If you haven’t watched BBC America on your cable system, you’re missing out on some excellent shows that are starting to reshape how we once viewed the cable network. Once considered a mere transplant of BBC programs from the U.K., there might have been a stigma in assuming it was all British drawing room dramas not unlike seen on PBS. That’s never been the case, and BBC America has already aired some amazing shows that found plenty of American fans. This year, they’ve also developed a good Saturday night lineup that has “Orphan Black” at the center of a three-hour block of talk shows and dramas.
As BBC America builds even more viewers, it was probably inevitable they’d end up going into the reality show market. While some people might have gone to BBC America to get away from reality shows all over cable, the network’s first foray into the genre may fool some people into thinking it’s real. It’s actually mostly satire and utilizes actors portraying royals from the U.K.
No, this won’t be another Prince Harry look-alike (on loan from Fox Network) and instead a fake brother and sister offspring from one Lord Carlton. As heirs to Caunty Manor, Georgie and Poppy Carlton are going to be taking a tour of America with cameras in tow to capture their experiences. The intention, in that British satiric way, is to give the feel of a mockumentary and show how the rich and spoiled manage to navigate the real world of America to learn how to be better people.
But as we learn too often in real reality shows about the rich and overly pampered: They almost never learn any lessons. The question is whether “Almost Royal” will manage to show more insight into this type of life in the realm of fiction than real shows do. Considering previews even fooled me into thinking these were real people, perhaps it’s better if viewers aren’t told from the beginning it’s all fiction.
The Christopher Guest Influence
You can clearly see the influence of Christopher Guest’s mockumentaries here, including the movie that started it all: “This is Spinal Tap.” The beauty behind all of Guest’s mockumentaries is that there wasn’t a prologue in the beginning saying what you were about to see was fiction. If you showed any of them to someone who didn’t recognize the familiar faces in his repertory, they would have thought it was a real documentary. Then again, anyone with radar to satire would scope it out immediately.

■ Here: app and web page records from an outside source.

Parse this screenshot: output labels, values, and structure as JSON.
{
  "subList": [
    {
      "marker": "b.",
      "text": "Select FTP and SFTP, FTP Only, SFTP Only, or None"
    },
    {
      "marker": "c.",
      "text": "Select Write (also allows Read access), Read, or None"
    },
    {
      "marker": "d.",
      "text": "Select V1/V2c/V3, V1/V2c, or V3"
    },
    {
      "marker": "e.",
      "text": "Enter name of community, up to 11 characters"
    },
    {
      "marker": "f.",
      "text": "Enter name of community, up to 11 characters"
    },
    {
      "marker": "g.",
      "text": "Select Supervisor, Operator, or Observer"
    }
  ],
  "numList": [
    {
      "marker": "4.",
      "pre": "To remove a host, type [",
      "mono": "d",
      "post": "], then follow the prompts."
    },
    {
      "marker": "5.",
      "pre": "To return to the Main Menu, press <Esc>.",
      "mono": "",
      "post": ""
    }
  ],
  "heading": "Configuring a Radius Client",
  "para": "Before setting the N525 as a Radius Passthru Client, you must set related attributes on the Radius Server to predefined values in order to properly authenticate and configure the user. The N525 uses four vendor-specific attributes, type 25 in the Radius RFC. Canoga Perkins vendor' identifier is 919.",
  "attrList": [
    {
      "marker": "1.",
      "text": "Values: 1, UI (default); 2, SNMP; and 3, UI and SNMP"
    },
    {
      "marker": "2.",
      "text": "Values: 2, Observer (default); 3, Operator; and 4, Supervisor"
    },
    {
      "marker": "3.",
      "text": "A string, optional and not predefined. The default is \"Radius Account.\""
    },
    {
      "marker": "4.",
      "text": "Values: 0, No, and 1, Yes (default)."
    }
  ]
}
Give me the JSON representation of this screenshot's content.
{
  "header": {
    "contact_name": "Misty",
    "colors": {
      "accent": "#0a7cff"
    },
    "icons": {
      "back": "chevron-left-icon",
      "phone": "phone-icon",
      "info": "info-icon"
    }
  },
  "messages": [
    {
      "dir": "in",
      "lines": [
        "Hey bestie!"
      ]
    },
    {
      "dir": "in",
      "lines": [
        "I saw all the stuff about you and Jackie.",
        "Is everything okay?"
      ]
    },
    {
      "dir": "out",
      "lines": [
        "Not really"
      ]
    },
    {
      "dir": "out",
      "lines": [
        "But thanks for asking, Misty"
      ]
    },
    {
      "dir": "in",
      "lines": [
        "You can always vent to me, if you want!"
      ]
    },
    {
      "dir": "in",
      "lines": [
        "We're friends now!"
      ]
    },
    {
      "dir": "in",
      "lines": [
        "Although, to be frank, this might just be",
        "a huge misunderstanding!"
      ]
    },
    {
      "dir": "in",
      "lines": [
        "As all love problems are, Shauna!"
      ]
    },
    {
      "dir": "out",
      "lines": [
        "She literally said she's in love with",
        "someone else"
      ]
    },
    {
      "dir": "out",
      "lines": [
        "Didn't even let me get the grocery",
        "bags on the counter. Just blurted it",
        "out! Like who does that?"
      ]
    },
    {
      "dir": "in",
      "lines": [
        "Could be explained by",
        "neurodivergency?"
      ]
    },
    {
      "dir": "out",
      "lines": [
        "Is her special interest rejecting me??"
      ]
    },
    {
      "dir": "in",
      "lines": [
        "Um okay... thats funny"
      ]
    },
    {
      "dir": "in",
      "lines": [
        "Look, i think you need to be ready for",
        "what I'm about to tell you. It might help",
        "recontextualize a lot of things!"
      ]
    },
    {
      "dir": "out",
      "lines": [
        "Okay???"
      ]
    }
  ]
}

“Almost Royal” seems to be played so straight, a lot of people might be fooled into thinking it’s mostly real. Let’s hope they don’t indicate it isn’t real in the beginning just so people can discover the satire for themselves. When it comes to satire, finding the comedy on one’s own is the best reward when it comes to that comedic genre. And if the real rich and spoiled in America watch, you have to assume they’ll find a little too much that’s embarrassingly relatable.
Playing Up the Desire to Go into Show Business
Like Guest’s “Waiting for Guffman”, everyone wants to be in show business, regardless if you’re rich or poor. In “Almost Royal”, Poppy Carlton also wants to get into the entertainment industry here in America, yet doesn’t have a shred of ability to make that happen. Just like the people from the small town in “Waiting for Guffman”, those with flatline talent are the ones that usually want it more than anybody.
It’s too bad we can’t see the reactions of the coddled rich here in America to see their reactions when watching this show. With far too many of them also wanting to become actors or singers without real talent, it’s going to be a real zing in the British satire tradition. As far as the royals, they may be watching themselves, including William and Kate who may be guffawing themselves off their couch. We all know they shun the lifestyle that Georgie and Poppy have, giving this more of a nod toward all people who have similar lifestyles.
What might make “Almost Royal” more interesting is Georgie and Poppy’s earnest zeal to become better people. Despite their apparent confusion here at the culture of America, they’re trying to improve themselves from looking overly vacuous. That alone gives this fake reality show an edge. And to confuse the uninitiated even more, it’s still a partial real reality show when you consider their interactions with people here are real and not scripted.
Even if some might accuse the realness to be tapping into Sacha Baron Cohen territory, we haven’t seen any of this from the British perspective. Also, we have to remember that Cohen is British, hence the British stealing from themselves. If America usually steals from the British in all comedy, this new spin on the fictitious reality show will probably be much wittier and filled with a few innovations an American network may pick up on eventually.
Perhaps the greatest legacy from “Almost Royal” might be in American TV deciding to go with fictitious reality shows to thumb a nose at all the reality show plot contrivances we’ve seen over and over. Then again, considering reality shows are mostly scripted (still a supposed industry secret), we may be already watching satire across the cable universe.